  1. If I went to a shelter I would want every single one.. I have been so lucky to have had cats simply walk in my door – Even a pet store adoption makes me yearn to adopt them all. I have always wished for a pregnant stray to need a safe place to have kittens. They would not leave me. Never has happened. I support TNR and this has reduced my chances and I am content with that trade-off. I have had orange cats since I was four/five. Many decades ago. I am looking at one now. But I have also had all colors – only two girls though. Most have lived long (15-19 yrs) and when they passed I felt they went to the cosmos and became bright new stars. We now have two- tots – 3.5 years and one is a feral rescue who is still growing. He is HUGE – maybe part Bengal. Grey and white! Named Chick Savoy. Our sweet girl is a socially inept orange with golden eyes. Olive Olay. Are they spoiled and pampered? Do they have the best vet in the world? Do we keep them in to keep them safe (a hard decision too). Do we adore them? Yes to every one. In exchange for all we think we do – they do so much more. If you are sad, lonely or
    out of sorts with yourself – visit your local shelter and change your life. Bring a friend. Be your best you and find your best one (or two or …). One day we will save them all.

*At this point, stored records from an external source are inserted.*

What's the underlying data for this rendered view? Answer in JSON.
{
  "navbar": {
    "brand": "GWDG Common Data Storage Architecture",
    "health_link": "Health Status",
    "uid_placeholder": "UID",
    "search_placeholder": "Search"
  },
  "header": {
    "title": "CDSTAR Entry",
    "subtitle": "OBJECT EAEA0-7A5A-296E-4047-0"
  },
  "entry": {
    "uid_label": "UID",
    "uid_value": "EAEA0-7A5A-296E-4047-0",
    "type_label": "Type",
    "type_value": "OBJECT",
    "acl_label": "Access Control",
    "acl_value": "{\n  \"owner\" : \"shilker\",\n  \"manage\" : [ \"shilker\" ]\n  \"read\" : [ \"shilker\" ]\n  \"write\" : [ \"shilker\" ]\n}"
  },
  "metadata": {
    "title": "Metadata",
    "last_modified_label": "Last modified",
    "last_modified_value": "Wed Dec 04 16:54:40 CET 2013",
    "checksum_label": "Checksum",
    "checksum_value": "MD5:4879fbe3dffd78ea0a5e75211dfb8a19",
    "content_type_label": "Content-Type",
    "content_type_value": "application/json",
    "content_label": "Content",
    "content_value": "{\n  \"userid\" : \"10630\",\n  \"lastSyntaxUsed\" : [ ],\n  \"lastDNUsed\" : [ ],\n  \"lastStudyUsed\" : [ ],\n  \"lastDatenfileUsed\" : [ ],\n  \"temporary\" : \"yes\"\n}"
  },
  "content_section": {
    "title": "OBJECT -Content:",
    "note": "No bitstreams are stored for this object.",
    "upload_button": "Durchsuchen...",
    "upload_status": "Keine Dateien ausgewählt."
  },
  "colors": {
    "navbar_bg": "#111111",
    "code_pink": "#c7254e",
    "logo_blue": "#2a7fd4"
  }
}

    1. Animals are necessary in my life; they are a natural part of me. After reading your post I thought I should respond to it. 18 months ago a litter of kittens was born right outside my bedroom window. My housemate and I had already been feeding this little cat that had adopted me. A week after meeting her she started to expand and I realized why she found me. The day she had her kittens (six in all) was the day I knew I was sent a particularly special present. My almost 18-year-old Maine Coon (who I rescued when she was 5 weeks old) ended up passing away I nly one month after the kittens were born. Mama was a stray; her babies feral. I placed three and kept three. Now my old dog and I have four cats flying around the house and I couldn’t be happier.